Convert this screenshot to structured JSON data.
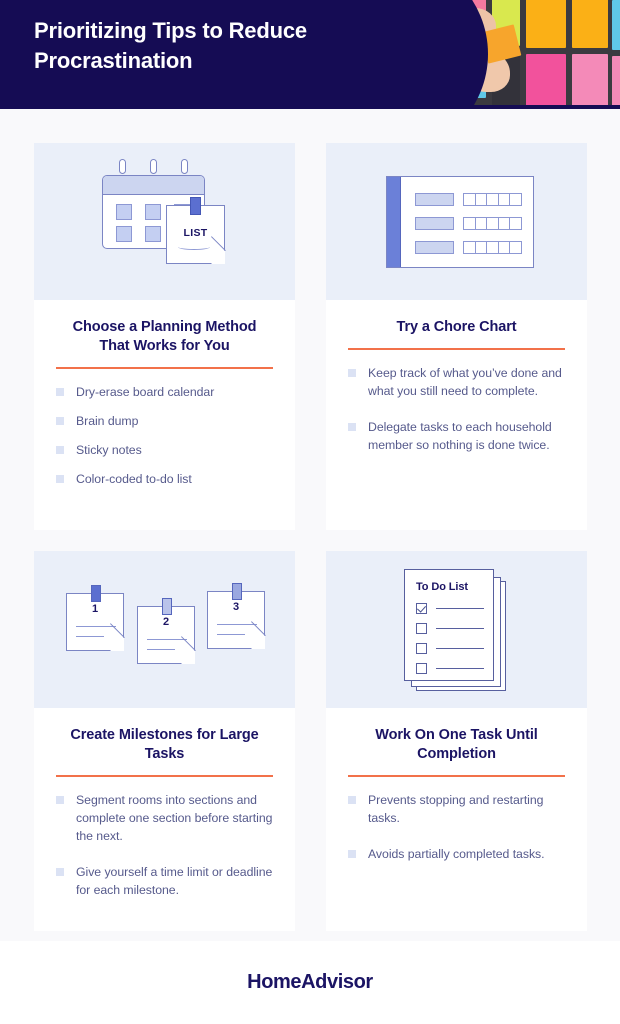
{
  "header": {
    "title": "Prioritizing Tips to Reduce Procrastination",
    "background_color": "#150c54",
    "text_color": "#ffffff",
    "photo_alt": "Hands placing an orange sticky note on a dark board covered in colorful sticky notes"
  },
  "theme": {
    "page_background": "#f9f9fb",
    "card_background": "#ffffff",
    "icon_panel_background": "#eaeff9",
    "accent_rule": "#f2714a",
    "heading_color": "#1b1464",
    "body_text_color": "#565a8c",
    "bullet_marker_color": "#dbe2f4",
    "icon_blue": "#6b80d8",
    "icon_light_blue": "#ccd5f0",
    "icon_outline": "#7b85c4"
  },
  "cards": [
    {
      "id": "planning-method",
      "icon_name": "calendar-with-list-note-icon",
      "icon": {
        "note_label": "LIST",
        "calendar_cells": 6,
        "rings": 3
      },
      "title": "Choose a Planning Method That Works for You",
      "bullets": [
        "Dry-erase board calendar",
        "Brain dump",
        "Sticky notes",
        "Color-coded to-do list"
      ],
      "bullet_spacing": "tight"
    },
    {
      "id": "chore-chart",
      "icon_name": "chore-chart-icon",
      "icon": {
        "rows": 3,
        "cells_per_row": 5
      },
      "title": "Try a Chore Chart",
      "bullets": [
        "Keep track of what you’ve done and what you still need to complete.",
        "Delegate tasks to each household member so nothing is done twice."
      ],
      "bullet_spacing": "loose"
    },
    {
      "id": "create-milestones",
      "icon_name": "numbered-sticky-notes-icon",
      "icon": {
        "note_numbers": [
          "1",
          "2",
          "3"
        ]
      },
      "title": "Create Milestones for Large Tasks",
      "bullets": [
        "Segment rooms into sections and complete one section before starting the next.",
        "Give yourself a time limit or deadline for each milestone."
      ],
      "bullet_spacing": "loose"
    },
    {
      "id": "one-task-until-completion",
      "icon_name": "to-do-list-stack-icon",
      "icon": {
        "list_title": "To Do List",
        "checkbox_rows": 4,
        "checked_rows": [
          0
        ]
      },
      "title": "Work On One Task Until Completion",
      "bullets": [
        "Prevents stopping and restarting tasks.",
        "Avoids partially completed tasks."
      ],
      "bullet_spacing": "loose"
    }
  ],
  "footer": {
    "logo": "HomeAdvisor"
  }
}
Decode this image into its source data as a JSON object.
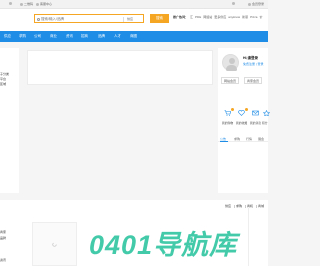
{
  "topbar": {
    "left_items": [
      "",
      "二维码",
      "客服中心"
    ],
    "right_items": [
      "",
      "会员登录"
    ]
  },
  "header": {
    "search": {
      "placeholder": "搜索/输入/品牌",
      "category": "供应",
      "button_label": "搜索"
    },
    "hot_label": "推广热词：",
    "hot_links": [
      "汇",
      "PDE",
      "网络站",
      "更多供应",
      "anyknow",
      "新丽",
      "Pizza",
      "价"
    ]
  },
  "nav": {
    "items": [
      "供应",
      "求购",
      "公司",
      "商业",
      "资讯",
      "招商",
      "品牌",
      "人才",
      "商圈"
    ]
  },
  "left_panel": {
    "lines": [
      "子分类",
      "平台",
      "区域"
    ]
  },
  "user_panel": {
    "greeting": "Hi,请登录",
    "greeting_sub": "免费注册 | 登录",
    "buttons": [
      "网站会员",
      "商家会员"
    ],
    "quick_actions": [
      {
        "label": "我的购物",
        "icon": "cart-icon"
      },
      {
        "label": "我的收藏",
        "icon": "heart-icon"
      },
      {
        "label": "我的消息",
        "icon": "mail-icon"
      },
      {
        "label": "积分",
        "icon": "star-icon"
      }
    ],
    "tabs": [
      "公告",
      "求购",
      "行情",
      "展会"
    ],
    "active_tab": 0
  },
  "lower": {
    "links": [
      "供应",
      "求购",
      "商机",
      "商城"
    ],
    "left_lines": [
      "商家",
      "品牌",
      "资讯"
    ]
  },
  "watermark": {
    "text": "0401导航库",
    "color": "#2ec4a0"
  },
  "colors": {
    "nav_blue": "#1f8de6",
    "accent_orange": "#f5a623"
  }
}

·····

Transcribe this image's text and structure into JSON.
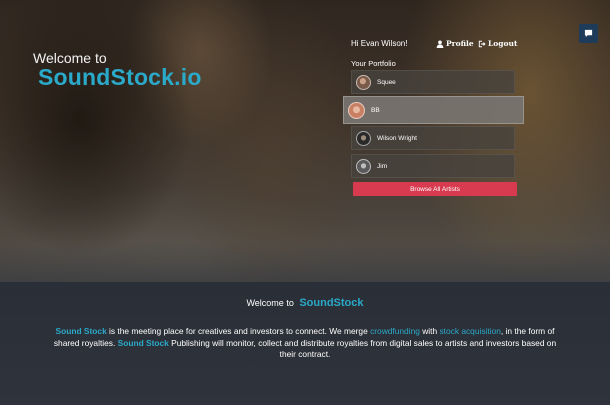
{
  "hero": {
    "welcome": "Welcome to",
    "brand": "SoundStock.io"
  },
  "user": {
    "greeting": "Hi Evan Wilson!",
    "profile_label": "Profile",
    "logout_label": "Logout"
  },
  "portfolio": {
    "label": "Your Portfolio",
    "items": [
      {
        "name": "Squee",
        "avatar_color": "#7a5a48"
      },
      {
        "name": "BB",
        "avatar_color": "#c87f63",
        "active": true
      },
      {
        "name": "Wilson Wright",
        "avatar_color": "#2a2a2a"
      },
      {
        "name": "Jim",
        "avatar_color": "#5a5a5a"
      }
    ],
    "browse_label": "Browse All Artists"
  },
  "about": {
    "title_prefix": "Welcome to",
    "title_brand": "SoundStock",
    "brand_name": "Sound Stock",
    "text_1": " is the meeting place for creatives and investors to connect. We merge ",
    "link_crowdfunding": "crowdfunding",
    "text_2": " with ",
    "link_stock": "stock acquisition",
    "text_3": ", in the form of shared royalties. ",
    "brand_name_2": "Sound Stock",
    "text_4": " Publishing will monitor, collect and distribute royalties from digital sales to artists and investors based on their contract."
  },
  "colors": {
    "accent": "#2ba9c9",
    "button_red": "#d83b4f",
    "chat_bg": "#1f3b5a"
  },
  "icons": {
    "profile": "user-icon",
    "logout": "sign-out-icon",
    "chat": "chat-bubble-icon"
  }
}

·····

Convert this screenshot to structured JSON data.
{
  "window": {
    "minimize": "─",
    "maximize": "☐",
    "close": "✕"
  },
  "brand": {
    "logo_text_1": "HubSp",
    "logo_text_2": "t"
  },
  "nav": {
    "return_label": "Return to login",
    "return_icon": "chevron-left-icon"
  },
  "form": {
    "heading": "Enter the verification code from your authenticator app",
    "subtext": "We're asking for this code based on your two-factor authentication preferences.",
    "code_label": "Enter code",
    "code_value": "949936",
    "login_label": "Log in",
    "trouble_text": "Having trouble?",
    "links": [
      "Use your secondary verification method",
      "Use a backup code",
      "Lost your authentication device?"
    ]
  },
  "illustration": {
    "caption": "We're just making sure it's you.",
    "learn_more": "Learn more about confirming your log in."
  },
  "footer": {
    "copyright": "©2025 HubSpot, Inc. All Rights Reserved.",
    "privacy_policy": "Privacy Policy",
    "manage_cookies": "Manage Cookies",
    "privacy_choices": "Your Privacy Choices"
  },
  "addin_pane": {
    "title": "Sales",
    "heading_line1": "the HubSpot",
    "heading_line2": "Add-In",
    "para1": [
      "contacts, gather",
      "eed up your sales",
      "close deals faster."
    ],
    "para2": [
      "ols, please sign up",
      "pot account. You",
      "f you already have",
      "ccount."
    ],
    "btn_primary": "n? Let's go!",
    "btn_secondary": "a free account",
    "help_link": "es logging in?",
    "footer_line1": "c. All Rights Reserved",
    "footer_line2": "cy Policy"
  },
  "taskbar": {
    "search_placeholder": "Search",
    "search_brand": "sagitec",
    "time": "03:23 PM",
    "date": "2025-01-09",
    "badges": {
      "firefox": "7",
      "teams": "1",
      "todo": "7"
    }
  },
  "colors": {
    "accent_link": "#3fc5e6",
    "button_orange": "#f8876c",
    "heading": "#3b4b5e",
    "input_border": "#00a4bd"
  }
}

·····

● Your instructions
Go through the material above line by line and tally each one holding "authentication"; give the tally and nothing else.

● Answer to this task
2